Staircase’s new tool, MI Underwriting, pulls documents and data directly from lenders, allowing mortgage insurers to make instant policy decisions at a cost of about $50 per loan file, half the current industry average, the company says.
MI Underwriting “delivers instant mortgage insurance decisions that can help insurers grow market share while allowing their lending partners to increase closing rates,” Staircase co-founder and CEO Adam Kalamchi said in a statement. “It’s a total game changer for the MI industry.”
Founded in 2020 by Kalamchi and Soofi Safavi, Staircase announced an $18 million Series A funding round in December, led by Bessemer Ventures, bringing the total raised to date to $24 million, TechCrunch reported.
In January, Philadelphia-based Staircase announced the launch of its “low-code marketplace,” allowing lenders to quickly build applications that automate mortgage processes. The company says its application programming interface (API) marketplace allows lenders to “dramatically accelerate the adoption of technologies by eliminating the complexities involved with integrations, data model mapping and security.”
In August, for example, Staircase announced a new API allowing lenders to embed automated underwriting technology used by Fannie Mae and Freddie Mac into any application and synchronize it to their point of sale (POS) and loan origination systems (LOS). Staircase’s same-day integrations enable lenders to move loan decisioning further upstream in the origination process, the company said, paying a fee of $1 per API call.
“For startups, the new API cuts out a 6- to 12-month [automated underwriting system] application process and gives them instant automated underwriting capabilities without spending time and money on IT and procurement reviews,” the company said at the time.
The new MI Underwriting tool will be a boon for lenders that don’t want to expend the effort or take the risk involved in underwriting mortgage insurance themselves, Staircase says.
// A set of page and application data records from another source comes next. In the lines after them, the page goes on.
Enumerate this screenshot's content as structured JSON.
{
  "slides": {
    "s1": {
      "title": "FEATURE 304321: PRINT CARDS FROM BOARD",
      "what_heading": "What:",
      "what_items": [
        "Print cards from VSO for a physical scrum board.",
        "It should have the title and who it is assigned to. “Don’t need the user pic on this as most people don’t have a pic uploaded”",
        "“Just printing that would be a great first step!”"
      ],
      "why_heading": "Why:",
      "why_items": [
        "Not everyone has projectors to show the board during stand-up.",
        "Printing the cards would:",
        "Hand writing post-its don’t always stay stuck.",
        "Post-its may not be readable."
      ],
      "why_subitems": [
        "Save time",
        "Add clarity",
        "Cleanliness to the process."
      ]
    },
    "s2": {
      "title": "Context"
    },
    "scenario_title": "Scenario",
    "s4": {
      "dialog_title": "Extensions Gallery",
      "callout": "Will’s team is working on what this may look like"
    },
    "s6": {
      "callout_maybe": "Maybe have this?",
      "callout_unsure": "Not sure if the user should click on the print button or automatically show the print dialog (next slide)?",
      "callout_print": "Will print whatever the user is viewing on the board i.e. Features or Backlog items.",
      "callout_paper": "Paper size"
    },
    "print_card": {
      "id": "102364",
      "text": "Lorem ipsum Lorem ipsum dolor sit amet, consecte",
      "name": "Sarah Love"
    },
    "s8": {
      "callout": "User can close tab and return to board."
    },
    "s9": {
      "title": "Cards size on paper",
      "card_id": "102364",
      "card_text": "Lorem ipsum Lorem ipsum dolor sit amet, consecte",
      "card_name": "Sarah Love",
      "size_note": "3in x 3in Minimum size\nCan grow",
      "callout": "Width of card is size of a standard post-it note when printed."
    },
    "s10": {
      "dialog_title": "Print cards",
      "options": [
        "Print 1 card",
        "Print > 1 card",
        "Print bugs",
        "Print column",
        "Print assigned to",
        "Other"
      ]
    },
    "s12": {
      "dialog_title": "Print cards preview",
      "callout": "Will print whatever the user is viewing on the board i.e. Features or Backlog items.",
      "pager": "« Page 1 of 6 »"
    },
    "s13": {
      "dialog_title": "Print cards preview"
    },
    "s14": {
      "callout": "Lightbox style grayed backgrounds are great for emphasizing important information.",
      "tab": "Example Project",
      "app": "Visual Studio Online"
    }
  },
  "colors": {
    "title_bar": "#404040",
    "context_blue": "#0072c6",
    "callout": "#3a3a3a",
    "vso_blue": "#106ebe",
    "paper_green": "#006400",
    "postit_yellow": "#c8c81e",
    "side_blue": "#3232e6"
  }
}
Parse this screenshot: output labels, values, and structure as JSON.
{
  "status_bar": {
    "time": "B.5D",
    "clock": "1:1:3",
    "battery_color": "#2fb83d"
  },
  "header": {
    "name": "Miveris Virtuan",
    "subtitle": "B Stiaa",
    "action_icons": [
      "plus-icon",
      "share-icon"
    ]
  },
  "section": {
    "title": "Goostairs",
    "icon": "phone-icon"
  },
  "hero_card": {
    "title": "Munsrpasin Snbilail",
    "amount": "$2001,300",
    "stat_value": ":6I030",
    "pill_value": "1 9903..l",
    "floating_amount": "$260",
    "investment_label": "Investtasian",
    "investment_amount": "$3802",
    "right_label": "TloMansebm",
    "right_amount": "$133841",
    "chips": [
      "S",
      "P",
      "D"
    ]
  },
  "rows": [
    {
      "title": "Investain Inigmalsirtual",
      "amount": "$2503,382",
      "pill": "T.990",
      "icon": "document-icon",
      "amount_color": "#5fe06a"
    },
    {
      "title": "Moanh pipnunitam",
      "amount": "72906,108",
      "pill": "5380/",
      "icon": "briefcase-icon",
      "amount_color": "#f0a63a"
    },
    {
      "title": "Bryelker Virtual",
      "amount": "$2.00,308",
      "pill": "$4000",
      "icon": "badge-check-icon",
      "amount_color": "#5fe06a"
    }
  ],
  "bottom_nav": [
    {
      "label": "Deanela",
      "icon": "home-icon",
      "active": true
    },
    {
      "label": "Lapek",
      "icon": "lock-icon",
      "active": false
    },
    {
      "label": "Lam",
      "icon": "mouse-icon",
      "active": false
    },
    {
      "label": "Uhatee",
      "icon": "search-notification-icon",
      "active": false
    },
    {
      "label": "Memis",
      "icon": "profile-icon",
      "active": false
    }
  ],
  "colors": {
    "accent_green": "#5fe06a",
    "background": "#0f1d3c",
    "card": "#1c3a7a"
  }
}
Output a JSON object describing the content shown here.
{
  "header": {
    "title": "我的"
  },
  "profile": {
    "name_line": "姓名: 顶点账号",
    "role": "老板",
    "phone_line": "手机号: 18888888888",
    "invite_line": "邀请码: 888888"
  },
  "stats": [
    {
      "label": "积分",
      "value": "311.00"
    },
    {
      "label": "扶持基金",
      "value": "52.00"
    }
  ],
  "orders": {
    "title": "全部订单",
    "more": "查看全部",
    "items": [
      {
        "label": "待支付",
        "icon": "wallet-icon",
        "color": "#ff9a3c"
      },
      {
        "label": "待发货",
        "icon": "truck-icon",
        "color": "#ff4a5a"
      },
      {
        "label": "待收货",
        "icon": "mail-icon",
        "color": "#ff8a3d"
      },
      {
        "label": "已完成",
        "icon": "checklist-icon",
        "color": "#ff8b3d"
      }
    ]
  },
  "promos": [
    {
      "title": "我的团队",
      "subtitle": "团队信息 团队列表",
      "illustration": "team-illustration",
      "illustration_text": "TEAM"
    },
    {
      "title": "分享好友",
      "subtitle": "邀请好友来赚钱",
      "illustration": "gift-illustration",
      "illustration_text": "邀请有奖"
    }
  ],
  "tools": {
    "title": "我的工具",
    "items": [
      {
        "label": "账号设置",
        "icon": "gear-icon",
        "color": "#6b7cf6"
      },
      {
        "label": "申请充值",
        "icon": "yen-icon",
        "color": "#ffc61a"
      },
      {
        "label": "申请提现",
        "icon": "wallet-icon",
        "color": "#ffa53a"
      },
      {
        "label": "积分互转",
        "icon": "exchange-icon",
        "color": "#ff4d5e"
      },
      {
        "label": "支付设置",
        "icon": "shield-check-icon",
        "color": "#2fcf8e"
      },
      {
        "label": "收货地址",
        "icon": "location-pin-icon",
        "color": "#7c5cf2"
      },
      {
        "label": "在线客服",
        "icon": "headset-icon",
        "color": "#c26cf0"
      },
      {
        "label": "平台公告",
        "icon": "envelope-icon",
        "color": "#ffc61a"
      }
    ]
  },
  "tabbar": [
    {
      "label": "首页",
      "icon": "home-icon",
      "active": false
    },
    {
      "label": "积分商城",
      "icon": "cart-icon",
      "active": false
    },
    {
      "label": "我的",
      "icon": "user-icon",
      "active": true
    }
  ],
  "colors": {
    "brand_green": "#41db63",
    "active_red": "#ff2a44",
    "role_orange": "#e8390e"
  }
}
Fannie and Freddie typically require private mortgage insurance to cover lender losses if homebuyers are putting less than 20 percent down.
Private mortgage insurers can delegate underwriting to approved lenders, who represent and warrant that the information they use to underwrite the loan is truthful, accurate and meets the mortgage insurer’s guidelines.
But if lenders don’t want to take on the additional burden of performing underwriting of mortgage insurance — or risk that the insurance will be rescinded if problems with the underwriting turn up later on — they can choose to have the mortgage insurer perform “non-delegated” underwriting.
“If there’s more risk in the market, lenders often prefer the second set of eyes offered by non-delegated underwriting,” Kalamchi said in a statement. “Staircase MI Underwriting enables insurers to now provide this option quickly and cost-effectively. It’s a win for both private mortgage insurers and lenders.”
In May, technology provider Polly announced an update to its mortgage product and pricing engine, allowing it to retrieve quotes from the nation’s six-biggest private mortgage insurers, helping borrowers assess their options and streamlining the mortgage insurance process for lenders.